- **WORK TO BE COMPLETED**
Work out the count of lines in the material where the string "viewers" shows up, and reply with it alone.

★ ★ ★ ★ ★

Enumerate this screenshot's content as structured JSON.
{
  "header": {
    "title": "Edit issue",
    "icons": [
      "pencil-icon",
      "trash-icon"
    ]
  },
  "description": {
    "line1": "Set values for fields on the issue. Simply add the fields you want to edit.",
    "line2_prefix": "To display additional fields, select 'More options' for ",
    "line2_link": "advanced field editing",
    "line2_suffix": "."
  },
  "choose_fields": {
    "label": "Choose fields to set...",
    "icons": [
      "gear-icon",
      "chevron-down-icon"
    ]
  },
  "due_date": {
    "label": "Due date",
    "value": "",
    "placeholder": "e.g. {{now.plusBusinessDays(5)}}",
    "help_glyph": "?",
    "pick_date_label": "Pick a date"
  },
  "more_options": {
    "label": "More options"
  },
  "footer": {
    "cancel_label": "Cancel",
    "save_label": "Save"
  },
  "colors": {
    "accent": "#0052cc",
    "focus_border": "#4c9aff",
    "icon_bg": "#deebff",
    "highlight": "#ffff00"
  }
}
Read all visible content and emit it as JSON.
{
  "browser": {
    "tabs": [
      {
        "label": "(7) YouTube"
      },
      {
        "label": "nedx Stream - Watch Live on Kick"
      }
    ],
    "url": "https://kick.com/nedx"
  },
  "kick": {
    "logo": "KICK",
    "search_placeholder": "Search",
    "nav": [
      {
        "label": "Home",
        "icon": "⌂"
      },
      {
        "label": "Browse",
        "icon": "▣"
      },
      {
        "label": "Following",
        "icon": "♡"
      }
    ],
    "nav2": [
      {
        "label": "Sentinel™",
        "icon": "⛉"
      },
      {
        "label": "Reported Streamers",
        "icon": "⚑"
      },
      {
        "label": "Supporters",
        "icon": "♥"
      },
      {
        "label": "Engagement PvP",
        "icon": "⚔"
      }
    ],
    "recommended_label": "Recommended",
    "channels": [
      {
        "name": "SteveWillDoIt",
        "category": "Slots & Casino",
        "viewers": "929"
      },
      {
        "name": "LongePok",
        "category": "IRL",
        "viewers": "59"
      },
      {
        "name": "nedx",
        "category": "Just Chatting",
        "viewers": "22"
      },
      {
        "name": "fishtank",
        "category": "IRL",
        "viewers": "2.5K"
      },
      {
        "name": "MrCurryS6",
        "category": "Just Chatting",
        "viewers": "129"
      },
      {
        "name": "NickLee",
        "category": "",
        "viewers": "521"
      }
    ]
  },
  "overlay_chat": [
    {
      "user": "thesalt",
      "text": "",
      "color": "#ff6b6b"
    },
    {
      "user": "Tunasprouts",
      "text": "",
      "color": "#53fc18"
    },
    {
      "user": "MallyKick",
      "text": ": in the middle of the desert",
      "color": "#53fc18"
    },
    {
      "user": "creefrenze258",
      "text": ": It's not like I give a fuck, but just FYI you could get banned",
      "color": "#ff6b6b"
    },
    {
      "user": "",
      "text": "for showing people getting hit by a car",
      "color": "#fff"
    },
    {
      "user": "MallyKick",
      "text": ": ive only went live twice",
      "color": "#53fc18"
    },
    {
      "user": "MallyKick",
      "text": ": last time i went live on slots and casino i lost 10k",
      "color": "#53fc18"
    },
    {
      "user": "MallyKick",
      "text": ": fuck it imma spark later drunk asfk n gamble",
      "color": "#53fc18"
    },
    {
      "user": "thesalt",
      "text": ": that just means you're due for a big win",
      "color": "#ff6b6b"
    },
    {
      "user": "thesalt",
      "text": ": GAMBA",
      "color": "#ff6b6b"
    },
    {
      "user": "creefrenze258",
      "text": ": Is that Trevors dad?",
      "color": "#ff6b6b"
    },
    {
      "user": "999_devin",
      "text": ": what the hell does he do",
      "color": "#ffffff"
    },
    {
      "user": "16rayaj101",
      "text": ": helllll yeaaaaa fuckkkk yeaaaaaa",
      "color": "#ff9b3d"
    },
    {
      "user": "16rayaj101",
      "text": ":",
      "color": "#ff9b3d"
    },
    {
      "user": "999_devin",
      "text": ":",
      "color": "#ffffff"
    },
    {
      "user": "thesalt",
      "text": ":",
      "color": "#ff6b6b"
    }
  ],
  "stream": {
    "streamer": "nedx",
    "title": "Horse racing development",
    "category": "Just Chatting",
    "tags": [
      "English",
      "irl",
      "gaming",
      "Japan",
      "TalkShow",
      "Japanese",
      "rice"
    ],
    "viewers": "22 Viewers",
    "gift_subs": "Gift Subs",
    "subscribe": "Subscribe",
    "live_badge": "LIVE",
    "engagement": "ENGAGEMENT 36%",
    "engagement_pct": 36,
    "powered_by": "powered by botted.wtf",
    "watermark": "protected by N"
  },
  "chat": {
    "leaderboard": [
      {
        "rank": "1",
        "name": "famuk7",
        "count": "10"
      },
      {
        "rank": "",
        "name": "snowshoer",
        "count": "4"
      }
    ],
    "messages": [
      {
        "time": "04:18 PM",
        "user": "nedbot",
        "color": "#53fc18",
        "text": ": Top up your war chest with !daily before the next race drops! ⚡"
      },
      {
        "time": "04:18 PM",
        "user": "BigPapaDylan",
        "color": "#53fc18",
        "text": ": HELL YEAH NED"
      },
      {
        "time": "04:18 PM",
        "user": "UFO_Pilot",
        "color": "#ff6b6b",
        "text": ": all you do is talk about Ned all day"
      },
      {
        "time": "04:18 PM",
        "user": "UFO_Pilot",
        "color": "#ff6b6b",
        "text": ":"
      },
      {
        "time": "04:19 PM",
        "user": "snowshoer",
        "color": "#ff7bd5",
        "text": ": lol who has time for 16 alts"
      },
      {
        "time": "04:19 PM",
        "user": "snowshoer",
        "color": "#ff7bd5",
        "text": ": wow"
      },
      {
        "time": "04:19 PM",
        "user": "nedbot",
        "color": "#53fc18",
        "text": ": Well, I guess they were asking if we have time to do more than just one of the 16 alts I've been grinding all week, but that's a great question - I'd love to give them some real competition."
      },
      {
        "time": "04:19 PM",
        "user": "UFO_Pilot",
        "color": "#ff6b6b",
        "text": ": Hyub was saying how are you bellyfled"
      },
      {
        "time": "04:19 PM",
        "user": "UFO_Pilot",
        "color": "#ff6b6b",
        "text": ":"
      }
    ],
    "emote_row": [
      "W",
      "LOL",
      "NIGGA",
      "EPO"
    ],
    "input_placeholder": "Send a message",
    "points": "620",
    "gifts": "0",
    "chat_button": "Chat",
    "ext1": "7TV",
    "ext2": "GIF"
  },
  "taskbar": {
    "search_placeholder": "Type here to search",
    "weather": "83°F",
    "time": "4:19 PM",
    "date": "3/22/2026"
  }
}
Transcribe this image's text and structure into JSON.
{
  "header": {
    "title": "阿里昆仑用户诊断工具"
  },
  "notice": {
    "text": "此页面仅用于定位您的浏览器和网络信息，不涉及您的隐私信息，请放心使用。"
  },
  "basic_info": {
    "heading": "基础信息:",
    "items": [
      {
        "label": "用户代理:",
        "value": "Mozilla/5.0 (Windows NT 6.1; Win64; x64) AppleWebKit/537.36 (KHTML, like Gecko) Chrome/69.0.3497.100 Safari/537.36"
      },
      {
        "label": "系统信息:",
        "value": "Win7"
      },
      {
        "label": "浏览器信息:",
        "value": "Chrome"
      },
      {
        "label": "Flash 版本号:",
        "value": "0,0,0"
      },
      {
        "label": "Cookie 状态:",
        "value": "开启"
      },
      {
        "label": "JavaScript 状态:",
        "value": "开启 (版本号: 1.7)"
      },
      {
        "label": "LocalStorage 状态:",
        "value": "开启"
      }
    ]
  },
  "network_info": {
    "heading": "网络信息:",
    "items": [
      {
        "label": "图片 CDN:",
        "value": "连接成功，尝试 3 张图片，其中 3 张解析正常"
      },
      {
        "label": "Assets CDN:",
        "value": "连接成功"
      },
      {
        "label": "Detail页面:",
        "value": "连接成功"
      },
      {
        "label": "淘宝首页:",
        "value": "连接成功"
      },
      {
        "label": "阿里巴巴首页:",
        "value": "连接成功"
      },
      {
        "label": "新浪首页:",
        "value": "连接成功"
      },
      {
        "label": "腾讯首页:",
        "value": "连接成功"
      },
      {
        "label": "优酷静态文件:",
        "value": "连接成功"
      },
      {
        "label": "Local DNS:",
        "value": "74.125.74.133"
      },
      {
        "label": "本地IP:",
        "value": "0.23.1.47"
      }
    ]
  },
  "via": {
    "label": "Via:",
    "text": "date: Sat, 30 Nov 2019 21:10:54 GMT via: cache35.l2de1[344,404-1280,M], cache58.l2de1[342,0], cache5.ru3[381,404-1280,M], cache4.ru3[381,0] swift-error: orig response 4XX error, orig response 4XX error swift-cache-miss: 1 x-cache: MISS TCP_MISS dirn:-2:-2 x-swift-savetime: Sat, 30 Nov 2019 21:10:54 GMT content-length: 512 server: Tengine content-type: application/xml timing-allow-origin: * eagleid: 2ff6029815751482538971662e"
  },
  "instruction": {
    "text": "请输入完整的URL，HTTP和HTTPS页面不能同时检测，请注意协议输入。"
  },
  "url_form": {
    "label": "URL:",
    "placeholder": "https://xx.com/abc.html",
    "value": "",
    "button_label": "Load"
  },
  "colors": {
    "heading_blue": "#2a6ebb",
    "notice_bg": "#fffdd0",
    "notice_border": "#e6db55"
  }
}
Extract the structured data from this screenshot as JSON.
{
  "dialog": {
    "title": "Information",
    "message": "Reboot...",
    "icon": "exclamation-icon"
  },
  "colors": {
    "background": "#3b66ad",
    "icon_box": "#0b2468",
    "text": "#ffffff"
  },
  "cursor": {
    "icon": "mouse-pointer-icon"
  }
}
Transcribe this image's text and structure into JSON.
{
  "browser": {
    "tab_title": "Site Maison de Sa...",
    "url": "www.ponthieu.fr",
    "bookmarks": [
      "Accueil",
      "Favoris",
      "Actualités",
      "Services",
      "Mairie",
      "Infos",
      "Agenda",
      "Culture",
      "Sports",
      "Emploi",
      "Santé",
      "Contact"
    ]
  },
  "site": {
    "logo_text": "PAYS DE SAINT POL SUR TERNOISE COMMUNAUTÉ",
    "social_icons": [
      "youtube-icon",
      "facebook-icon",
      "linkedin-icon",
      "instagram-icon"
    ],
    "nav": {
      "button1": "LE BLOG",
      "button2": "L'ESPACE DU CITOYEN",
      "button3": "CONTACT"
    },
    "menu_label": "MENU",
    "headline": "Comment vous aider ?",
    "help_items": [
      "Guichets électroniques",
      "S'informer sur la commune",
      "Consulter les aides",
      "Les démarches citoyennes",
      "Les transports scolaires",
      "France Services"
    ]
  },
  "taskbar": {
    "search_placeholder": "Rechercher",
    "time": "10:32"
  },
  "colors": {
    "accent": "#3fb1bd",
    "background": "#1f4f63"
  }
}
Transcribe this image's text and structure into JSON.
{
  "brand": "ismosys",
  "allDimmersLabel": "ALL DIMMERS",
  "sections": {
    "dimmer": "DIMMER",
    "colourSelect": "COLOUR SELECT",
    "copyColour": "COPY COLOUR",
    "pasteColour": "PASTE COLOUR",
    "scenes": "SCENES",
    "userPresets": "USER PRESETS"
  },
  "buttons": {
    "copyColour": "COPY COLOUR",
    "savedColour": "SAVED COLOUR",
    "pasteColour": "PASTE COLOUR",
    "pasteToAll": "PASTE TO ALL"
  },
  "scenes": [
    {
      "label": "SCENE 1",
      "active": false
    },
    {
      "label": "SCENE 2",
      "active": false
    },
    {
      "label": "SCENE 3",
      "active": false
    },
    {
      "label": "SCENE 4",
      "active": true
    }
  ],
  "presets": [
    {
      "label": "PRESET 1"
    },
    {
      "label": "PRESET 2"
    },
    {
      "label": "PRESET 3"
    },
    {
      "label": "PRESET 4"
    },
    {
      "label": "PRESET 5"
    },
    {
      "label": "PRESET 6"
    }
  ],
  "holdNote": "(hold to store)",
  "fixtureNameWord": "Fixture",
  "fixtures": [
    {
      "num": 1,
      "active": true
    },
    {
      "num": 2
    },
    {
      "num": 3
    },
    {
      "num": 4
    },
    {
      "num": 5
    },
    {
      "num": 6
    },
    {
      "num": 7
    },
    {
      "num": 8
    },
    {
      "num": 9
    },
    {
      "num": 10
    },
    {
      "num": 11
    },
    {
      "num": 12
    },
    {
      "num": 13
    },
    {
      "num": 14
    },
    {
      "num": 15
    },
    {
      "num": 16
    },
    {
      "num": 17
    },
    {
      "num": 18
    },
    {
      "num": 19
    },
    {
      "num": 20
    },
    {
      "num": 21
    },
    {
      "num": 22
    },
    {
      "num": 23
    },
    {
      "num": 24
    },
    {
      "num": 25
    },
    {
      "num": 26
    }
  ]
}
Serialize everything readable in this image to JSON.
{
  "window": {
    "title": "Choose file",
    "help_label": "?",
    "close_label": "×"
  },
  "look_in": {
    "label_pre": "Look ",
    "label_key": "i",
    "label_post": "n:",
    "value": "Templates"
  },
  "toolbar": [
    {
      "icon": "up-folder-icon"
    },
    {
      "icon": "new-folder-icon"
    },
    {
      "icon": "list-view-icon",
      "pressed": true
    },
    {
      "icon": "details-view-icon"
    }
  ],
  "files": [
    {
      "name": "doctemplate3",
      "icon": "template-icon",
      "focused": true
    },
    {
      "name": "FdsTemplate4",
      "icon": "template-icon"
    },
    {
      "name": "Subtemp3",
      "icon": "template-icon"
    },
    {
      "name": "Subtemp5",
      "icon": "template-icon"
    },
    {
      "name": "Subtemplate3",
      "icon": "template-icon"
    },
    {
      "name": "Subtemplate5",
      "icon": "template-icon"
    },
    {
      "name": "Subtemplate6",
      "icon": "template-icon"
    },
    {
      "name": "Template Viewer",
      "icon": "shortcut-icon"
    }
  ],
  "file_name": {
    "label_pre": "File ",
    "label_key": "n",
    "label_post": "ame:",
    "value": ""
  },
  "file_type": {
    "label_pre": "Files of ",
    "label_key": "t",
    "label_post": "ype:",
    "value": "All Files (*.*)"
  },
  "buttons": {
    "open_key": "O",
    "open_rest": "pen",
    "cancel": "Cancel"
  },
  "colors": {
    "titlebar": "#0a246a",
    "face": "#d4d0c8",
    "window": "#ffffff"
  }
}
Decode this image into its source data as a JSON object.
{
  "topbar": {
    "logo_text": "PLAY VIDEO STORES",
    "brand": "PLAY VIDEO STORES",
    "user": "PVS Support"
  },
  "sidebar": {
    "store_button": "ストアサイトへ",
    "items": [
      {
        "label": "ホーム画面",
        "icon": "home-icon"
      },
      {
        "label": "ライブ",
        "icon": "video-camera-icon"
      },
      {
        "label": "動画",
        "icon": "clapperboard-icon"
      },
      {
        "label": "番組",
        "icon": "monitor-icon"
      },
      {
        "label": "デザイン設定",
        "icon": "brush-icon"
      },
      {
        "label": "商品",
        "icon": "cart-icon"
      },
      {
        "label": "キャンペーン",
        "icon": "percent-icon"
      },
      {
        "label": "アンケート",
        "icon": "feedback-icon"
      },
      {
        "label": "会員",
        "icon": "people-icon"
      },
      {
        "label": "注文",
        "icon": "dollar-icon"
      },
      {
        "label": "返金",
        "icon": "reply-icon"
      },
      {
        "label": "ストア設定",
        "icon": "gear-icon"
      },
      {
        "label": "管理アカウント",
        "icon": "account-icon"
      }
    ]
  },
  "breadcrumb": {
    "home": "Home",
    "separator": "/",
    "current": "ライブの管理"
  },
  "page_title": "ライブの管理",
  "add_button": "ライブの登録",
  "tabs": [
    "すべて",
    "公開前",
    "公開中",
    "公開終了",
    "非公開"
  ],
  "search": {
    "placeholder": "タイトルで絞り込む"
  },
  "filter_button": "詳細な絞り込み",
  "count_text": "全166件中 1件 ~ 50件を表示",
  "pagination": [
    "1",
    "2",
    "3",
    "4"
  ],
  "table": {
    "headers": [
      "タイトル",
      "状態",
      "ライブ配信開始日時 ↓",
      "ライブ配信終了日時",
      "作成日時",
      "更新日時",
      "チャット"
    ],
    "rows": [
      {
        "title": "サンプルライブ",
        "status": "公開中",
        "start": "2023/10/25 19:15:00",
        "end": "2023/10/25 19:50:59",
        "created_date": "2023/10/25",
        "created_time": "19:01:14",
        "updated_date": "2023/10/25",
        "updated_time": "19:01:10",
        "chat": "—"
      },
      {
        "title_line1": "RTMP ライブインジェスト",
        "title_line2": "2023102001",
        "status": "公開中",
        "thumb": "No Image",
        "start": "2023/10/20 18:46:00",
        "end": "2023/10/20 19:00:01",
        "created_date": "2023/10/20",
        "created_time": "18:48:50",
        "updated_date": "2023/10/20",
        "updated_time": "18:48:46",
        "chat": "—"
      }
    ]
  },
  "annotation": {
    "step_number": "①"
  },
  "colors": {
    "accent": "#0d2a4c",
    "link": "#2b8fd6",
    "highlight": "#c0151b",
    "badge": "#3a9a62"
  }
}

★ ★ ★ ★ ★

- **SOLUTION**
7